Mumbai: Here’s an opportunity to get to know more about Louis Banks - The godfather of jazz in India. Yoshita Sengupta of Life Is Music writes about the legendary musician in a blog titled A Tale of Four Cities.
Here’s Part I of the blog:
The three biggest turning points in the five decade-long illustrious career of Louiz Banks were engineered by ‘Guardian Angels’. In the first of the three part series, we trace his journey from when he was a little boy in Darjeeling to the first career-defining moment of his life.

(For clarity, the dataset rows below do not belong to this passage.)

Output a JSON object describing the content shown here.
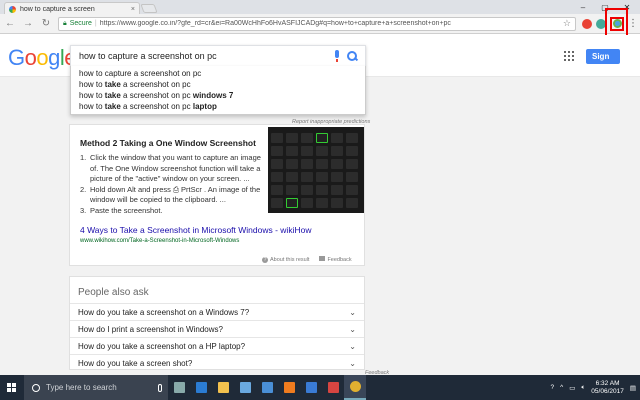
{
  "browser": {
    "tab_title": "how to capture a screen",
    "tab_close": "×",
    "secure_label": "Secure",
    "url": "https://www.google.co.in/?gfe_rd=cr&ei=Ra00WcHhFo6HvASFIJCADg#q=how+to+capture+a+screenshot+on+pc",
    "window_controls": {
      "minimize": "–",
      "maximize": "▢",
      "close": "✕"
    }
  },
  "google": {
    "logo_letters": [
      {
        "ch": "G",
        "color": "#4285f4"
      },
      {
        "ch": "o",
        "color": "#ea4335"
      },
      {
        "ch": "o",
        "color": "#fbbc05"
      },
      {
        "ch": "g",
        "color": "#4285f4"
      },
      {
        "ch": "l",
        "color": "#34a853"
      },
      {
        "ch": "e",
        "color": "#ea4335"
      }
    ],
    "query": "how to capture a screenshot on pc",
    "signin_label": "Sign"
  },
  "suggestions": [
    {
      "pre": "how to capture a screenshot on pc",
      "bold": "",
      "post": ""
    },
    {
      "pre": "how to ",
      "bold": "take",
      "post": " a screenshot on pc"
    },
    {
      "pre": "how to ",
      "bold": "take",
      "post": " a screenshot on pc windows 7"
    },
    {
      "pre": "how to ",
      "bold": "take",
      "post": " a screenshot on pc laptop"
    }
  ],
  "report_link": "Report inappropriate predictions",
  "featured": {
    "title": "Method 2 Taking a One Window Screenshot",
    "steps": [
      {
        "num": "1.",
        "text": "Click the window that you want to capture an image of. The One Window screenshot function will take a picture of the \"active\" window on your screen. ..."
      },
      {
        "num": "2.",
        "text": "Hold down Alt and press ⎙ PrtScr . An image of the window will be copied to the clipboard. ..."
      },
      {
        "num": "3.",
        "text": "Paste the screenshot."
      }
    ],
    "link": "4 Ways to Take a Screenshot in Microsoft Windows - wikiHow",
    "url": "www.wikihow.com/Take-a-Screenshot-in-Microsoft-Windows",
    "about": "About this result",
    "feedback": "Feedback"
  },
  "paa": {
    "title": "People also ask",
    "questions": [
      "How do you take a screenshot on a Windows 7?",
      "How do I print a screenshot in Windows?",
      "How do you take a screenshot on a HP laptop?",
      "How do you take a screen shot?"
    ],
    "feedback": "Feedback"
  },
  "taskbar": {
    "search_placeholder": "Type here to search",
    "time": "6:32 AM",
    "date": "05/06/2017",
    "apps": [
      {
        "name": "task-view",
        "color": "#8aa"
      },
      {
        "name": "edge",
        "color": "#2b7cd3"
      },
      {
        "name": "file-explorer",
        "color": "#f2c14e"
      },
      {
        "name": "store",
        "color": "#6aa9e0"
      },
      {
        "name": "mail",
        "color": "#4a8fd6"
      },
      {
        "name": "xampp",
        "color": "#f07c1f"
      },
      {
        "name": "photos",
        "color": "#3a7bd5"
      },
      {
        "name": "app-red",
        "color": "#d64541"
      },
      {
        "name": "chrome",
        "color": "#e0b030"
      }
    ]
  },
  "colors": {
    "annotation": "#e00000",
    "link": "#1a0dab",
    "url_green": "#006621",
    "signin_blue": "#4285f4"
  }
}
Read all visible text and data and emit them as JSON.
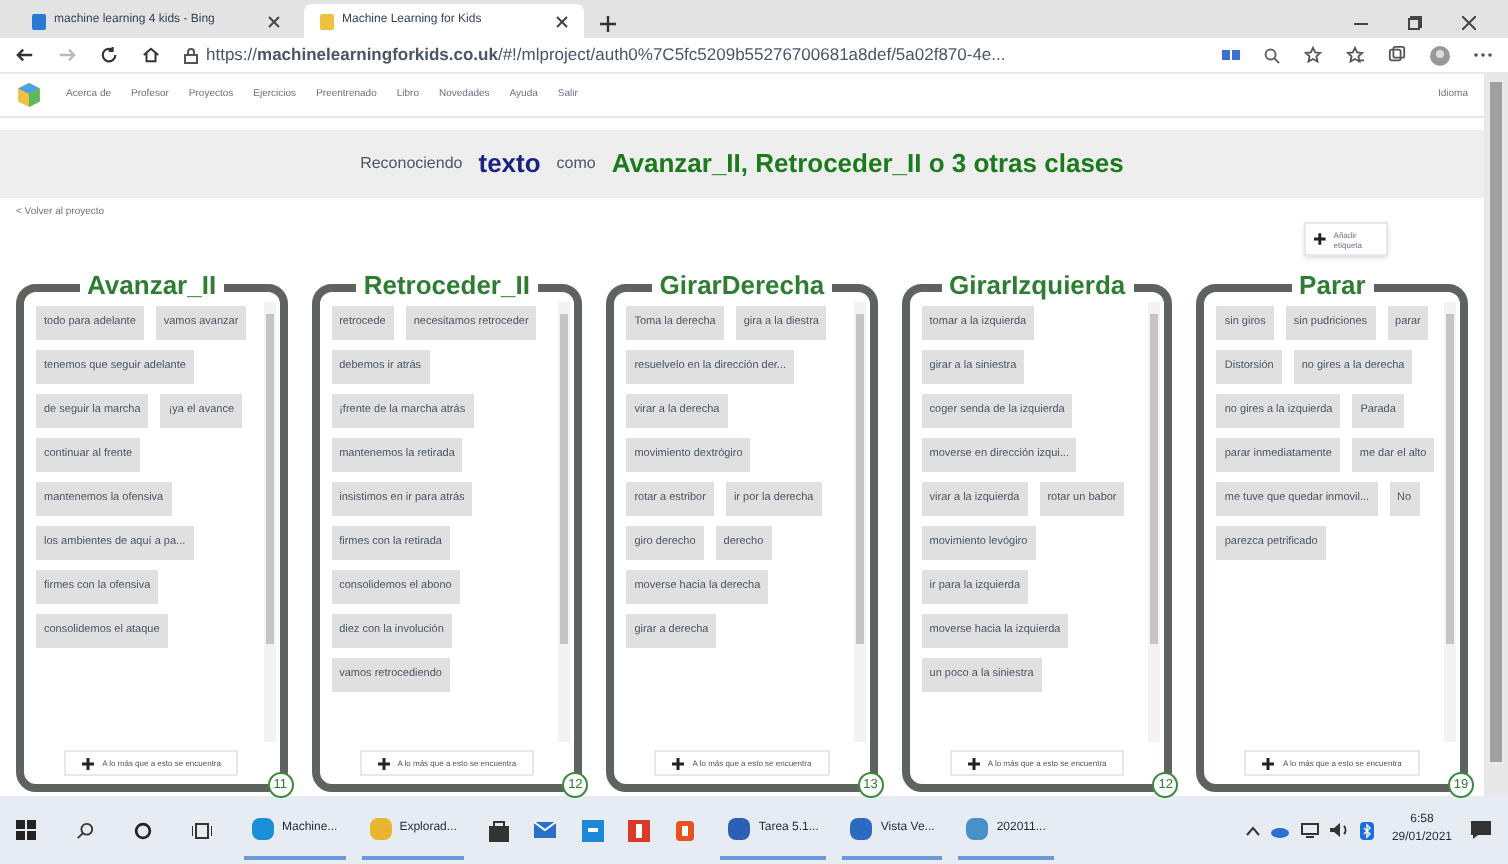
{
  "browser": {
    "tabs": [
      {
        "label": "machine learning 4 kids - Bing",
        "selected": false
      },
      {
        "label": "Machine Learning for Kids",
        "selected": true
      }
    ],
    "url": "https://**machinelearningforkids.co.uk**/#!/mlproject/auth0%7C5fc5209b55276700681a8def/5a02f870-4e..."
  },
  "nav": {
    "items": [
      "Acerca de",
      "Profesor",
      "Proyectos",
      "Ejercicios",
      "Preentrenado",
      "Libro",
      "Novedades",
      "Ayuda",
      "Salir"
    ],
    "language": "Idioma"
  },
  "heading": {
    "prefix": "Reconociendo",
    "type": "texto",
    "middle": "como",
    "classes": "Avanzar_II, Retroceder_II o 3 otras clases"
  },
  "back_link": "< Volver al proyecto",
  "add_label_button": "Añadir etiqueta",
  "columns": [
    {
      "title": "Avanzar_II",
      "count": "11",
      "add_button": "A lo más que a esto se encuentra",
      "examples": [
        "todo para adelante",
        "vamos avanzar",
        "tenemos que seguir adelante",
        "de seguir la marcha",
        "¡ya el avance",
        "continuar al frente",
        "mantenemos la ofensiva",
        "los ambientes de aquí a pa...",
        "firmes con la ofensiva",
        "consolidemos el ataque"
      ]
    },
    {
      "title": "Retroceder_II",
      "count": "12",
      "add_button": "A lo más que a esto se encuentra",
      "examples": [
        "retrocede",
        "necesitamos retroceder",
        "debemos ir atrás",
        "¡frente de la marcha atrás",
        "mantenemos la retirada",
        "insistimos en ir para atrás",
        "firmes con la retirada",
        "consolidemos el abono",
        "diez con la involución",
        "vamos retrocediendo"
      ]
    },
    {
      "title": "GirarDerecha",
      "count": "13",
      "add_button": "A lo más que a esto se encuentra",
      "examples": [
        "Toma la derecha",
        "gira a la diestra",
        "resuelvelo en la dirección der...",
        "virar a la derecha",
        "movimiento dextrógiro",
        "rotar a estribor",
        "ir por la derecha",
        "giro derecho",
        "derecho",
        "moverse hacia la derecha",
        "girar a derecha"
      ]
    },
    {
      "title": "GirarIzquierda",
      "count": "12",
      "add_button": "A lo más que a esto se encuentra",
      "examples": [
        "tomar a la izquierda",
        "girar a la siniestra",
        "coger senda de la izquierda",
        "moverse en dirección izqui...",
        "virar a la izquierda",
        "rotar un babor",
        "movimiento levógiro",
        "ir para la izquierda",
        "moverse hacia la izquierda",
        "un poco a la siniestra"
      ]
    },
    {
      "title": "Parar",
      "count": "19",
      "add_button": "A lo más que a esto se encuentra",
      "examples": [
        "sin giros",
        "sin pudriciones",
        "parar",
        "Distorsión",
        "no gires a la derecha",
        "no gires a la izquierda",
        "Parada",
        "parar inmediatamente",
        "me dar el alto",
        "me tuve que quedar inmovil...",
        "No",
        "parezca petrificado"
      ]
    }
  ],
  "taskbar": {
    "apps": [
      {
        "label": "Machine...",
        "kind": "browser"
      },
      {
        "label": "Explorad...",
        "kind": "folder"
      },
      {
        "label": "Tarea 5.1...",
        "kind": "doc"
      },
      {
        "label": "Vista Ve...",
        "kind": "image"
      },
      {
        "label": "202011...",
        "kind": "file"
      }
    ],
    "time": "6:58",
    "date": "29/01/2021"
  }
}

At 7 am each morning, in the chilly hill town of Darjeeling in early 1950s, Dambar B Budaprithi, a sleepy little boy would sit on the Piano, his feet barely touching the ground. A very serious looking man would sit on the other end; watching, listening. Sometimes, as the little boy ran his pudgy fingers through the scales, an unexpected whack on the fingers would come his way. The boy would know that he had made a mistake. A day at school would follow.
Just as the boy stepped into teenage years, he’d started to sit in with the band that played at a British Club in town. The band was led by Pushkar Bahadur.
Pushkar Bahadur was a fifth generation musician who, just before World War II, had moved to from Nepal to Calcutta, which was then a hub for top musicians from across the world. The first in his family to venture out of Nepal and rechristened as George Banks, he happened to come in contact with Teddy Weatherford, an American Jazz Pianist, who had performed across the World with legends like Louis Armstrong. Weatherford invited him to be a part of his band in Calcutta. That’s where Pushkar Bahadur (or George Banks) started his career, in the company of greats. A Trumpet virtuoso, George, learnt the Piano from Weatherford himself and also qualified himself to be a music teacher. In 1945, though, a 41-year-old Weatherford died of cholera. Banks packed up and moved to Darjeeling, back into the lap of the Himalayas.